She remained in power as head of a caretaker government until a new one was formed in June. Although in retirement thereafter, she remained an important political figure. 
Upon her death it was revealed that she had been privately battling lymphatic cancer for 15 years. 
On December 8, 1978, she died at the age of 80.  
Golda had many accomplishments during her political life including being one of the 24 signatories who signed the Israeli Declaration of Independence which established a separate State of Israel.  She is also remembered as a person of strong character, known for her honest and straightforward ways.  Her extraordinary life was not without pain or controversy.  Many said her children and her own family were often neglected due to her political commitments.  
Despite Meir’s strong presence, she was no fan of the women’s movement.  She felt women held power on their own merit and wanted to be known for what she could accomplish first and foremost for her people.  
Meir was passionate about everything she became involved in.  She had an iron will to defend her people at all costs.  Some would call her policies extreme. Her nickname was the ‘Iron Lady’ of Israeli politics.  She has remained a controversial figure for some and was considered a savior of Israel for others.  
“I can honestly say that I was never affected by the question of the success of an undertaking. If I felt it was the right thing to do, I was for it regardless of the possible outcome.” 
― Golda Meir
Golda remained an important political presence and to this day retains a place in the heart of the people of Israel as the kindly grandmother who rose to greatness in her country’s hour of need. Golda Meir died in Jerusalem on December 8th 1978.  
What history says about her for good or bad…remains to be seen.  
And it will say much, and much will be mixed. There will be much more said about many more Israeli leaders, too, as their story continues.

A more abused people it would be hard to find, unless one looks to their enemies. 

The Muslim nations are very good at abusing themselves in their blood hatreds. 

Time will tell if the Israelis will prosper where they sit, or whether they will be driven into/onto the blue, warm waters of the Med.

Oz has huge expanses of desert, ripe for enterprising Israelis to turn into fruitful gardens, as those courageous and hard working people have done to that tiny, rocky land.
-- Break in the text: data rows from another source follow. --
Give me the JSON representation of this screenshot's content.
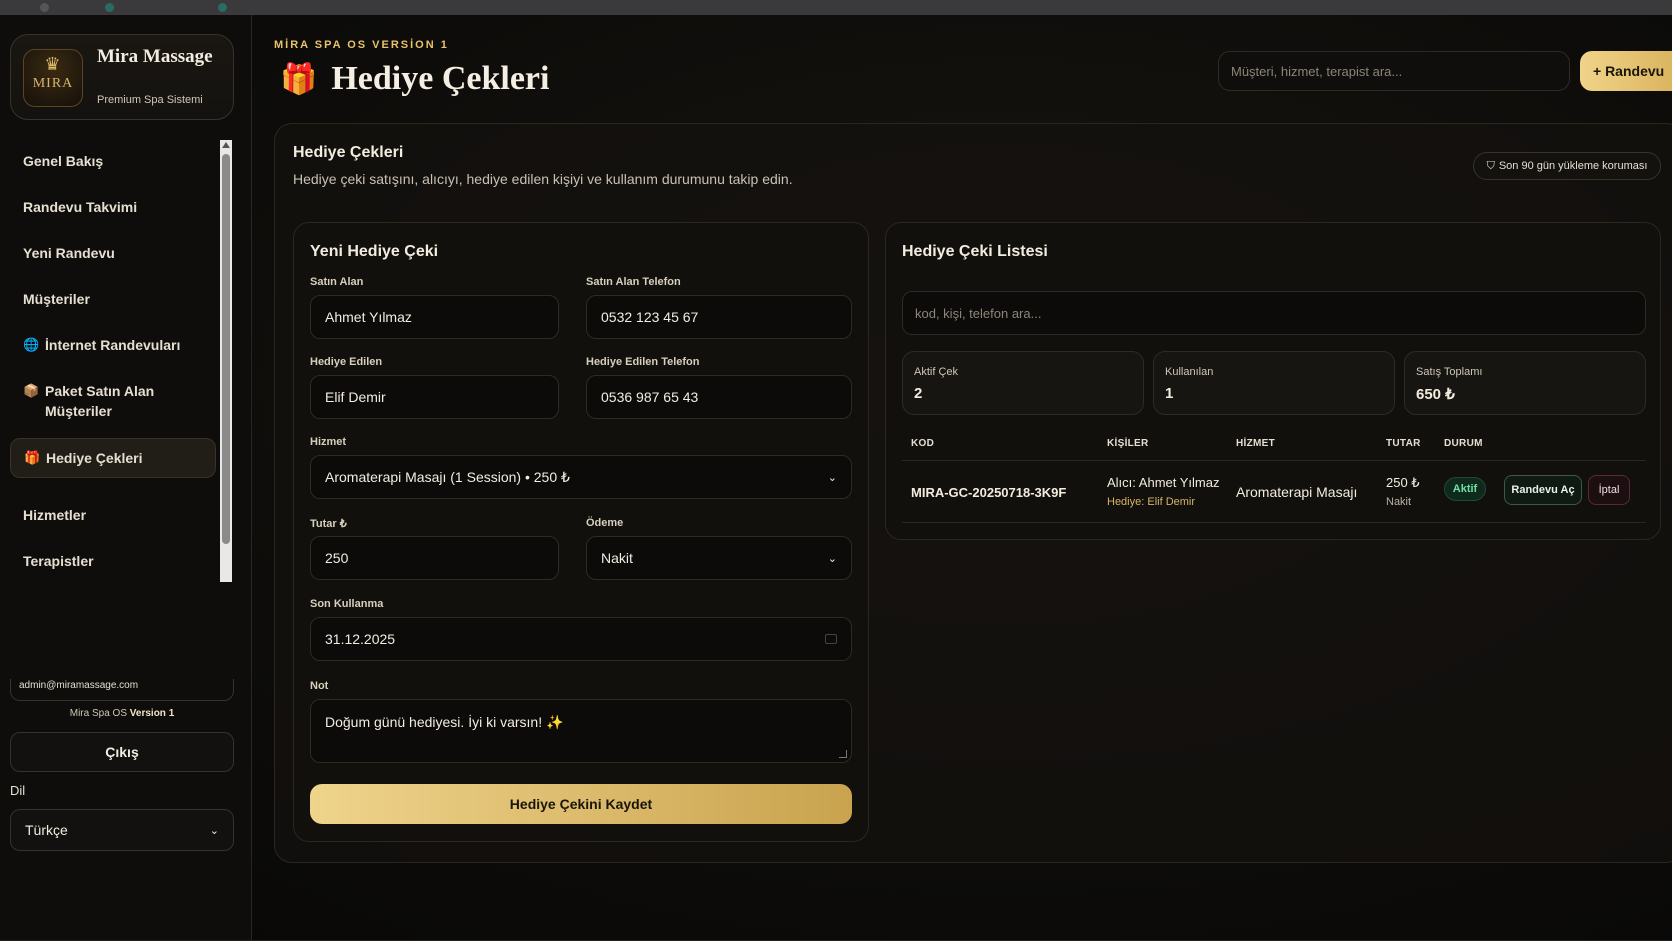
{
  "sidebar": {
    "brand_name": "Mira Massage",
    "brand_sub": "Premium Spa Sistemi",
    "logo_text": "MIRA",
    "items": [
      {
        "label": "Genel Bakış",
        "icon": ""
      },
      {
        "label": "Randevu Takvimi",
        "icon": ""
      },
      {
        "label": "Yeni Randevu",
        "icon": ""
      },
      {
        "label": "Müşteriler",
        "icon": ""
      },
      {
        "label": "İnternet Randevuları",
        "icon": "🌐"
      },
      {
        "label": "Paket Satın Alan Müşteriler",
        "icon": "📦"
      },
      {
        "label": "Hediye Çekleri",
        "icon": "🎁"
      },
      {
        "label": "Hizmetler",
        "icon": ""
      },
      {
        "label": "Terapistler",
        "icon": ""
      }
    ],
    "email": "admin@miramassage.com",
    "version_prefix": "Mira Spa OS",
    "version_bold": "Version 1",
    "logout_label": "Çıkış",
    "lang_label": "Dil",
    "lang_value": "Türkçe"
  },
  "header": {
    "kicker": "MİRA SPA OS VERSİON 1",
    "title": "Hediye Çekleri",
    "title_icon": "🎁",
    "search_placeholder": "Müşteri, hizmet, terapist ara...",
    "new_button": "+ Randevu"
  },
  "panel": {
    "title": "Hediye Çekleri",
    "description": "Hediye çeki satışını, alıcıyı, hediye edilen kişiyi ve kullanım durumunu takip edin.",
    "protect_badge": "Son 90 gün yükleme koruması"
  },
  "form": {
    "title": "Yeni Hediye Çeki",
    "buyer_label": "Satın Alan",
    "buyer_value": "Ahmet Yılmaz",
    "buyer_phone_label": "Satın Alan Telefon",
    "buyer_phone_value": "0532 123 45 67",
    "recipient_label": "Hediye Edilen",
    "recipient_value": "Elif Demir",
    "recipient_phone_label": "Hediye Edilen Telefon",
    "recipient_phone_value": "0536 987 65 43",
    "service_label": "Hizmet",
    "service_value": "Aromaterapi Masajı (1 Session) • 250 ₺",
    "amount_label": "Tutar ₺",
    "amount_value": "250",
    "payment_label": "Ödeme",
    "payment_value": "Nakit",
    "expiry_label": "Son Kullanma",
    "expiry_value": "31.12.2025",
    "note_label": "Not",
    "note_value": "Doğum günü hediyesi. İyi ki varsın! ✨",
    "save_button": "Hediye Çekini Kaydet"
  },
  "list": {
    "title": "Hediye Çeki Listesi",
    "search_placeholder": "kod, kişi, telefon ara...",
    "stats": [
      {
        "label": "Aktif Çek",
        "value": "2"
      },
      {
        "label": "Kullanılan",
        "value": "1"
      },
      {
        "label": "Satış Toplamı",
        "value": "650 ₺"
      }
    ],
    "columns": [
      "KOD",
      "KİŞİLER",
      "HİZMET",
      "TUTAR",
      "DURUM"
    ],
    "rows": [
      {
        "code": "MIRA-GC-20250718-3K9F",
        "buyer": "Alıcı: Ahmet Yılmaz",
        "recipient": "Hediye: Elif Demir",
        "service": "Aromaterapi Masajı",
        "amount": "250 ₺",
        "payment": "Nakit",
        "status": "Aktif",
        "open_button": "Randevu Aç",
        "cancel_button": "İptal"
      }
    ]
  }
}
They would make far better neighbours.

I sat and pondered with TSG this picture of Golda. Not a handsome old lady, but a warrior's heart.

Drink to Heroic people.

Pray for all the souls.



  1. Thank goodness there are just enough of these about to keep the world just this side of the line.

  2. Right here is the right website for anybody who really wants to understand this topic.

    You know a whole lot its almost tough to argue with you
    (not that I personally will need to…HaHa). You
    certainly put a brand new spin on a subject which has been discussed for years.
    Excellent stuff, just wonderful!

    1. Thank you. I'm sure the Southern Gal will appreciate that.


Ne meias in stragulo aut pueros circummittam.

Our Bouncer is a gentleman of muscle and guile. His patience has limits. He will check you at the door.

The Tavern gets rowdy visitors from time to time. Some are brain dead and some soul dead. They attack customers and the bar staff and piss on the carpets. Those people will not be allowed in anymore. So... Be Nice..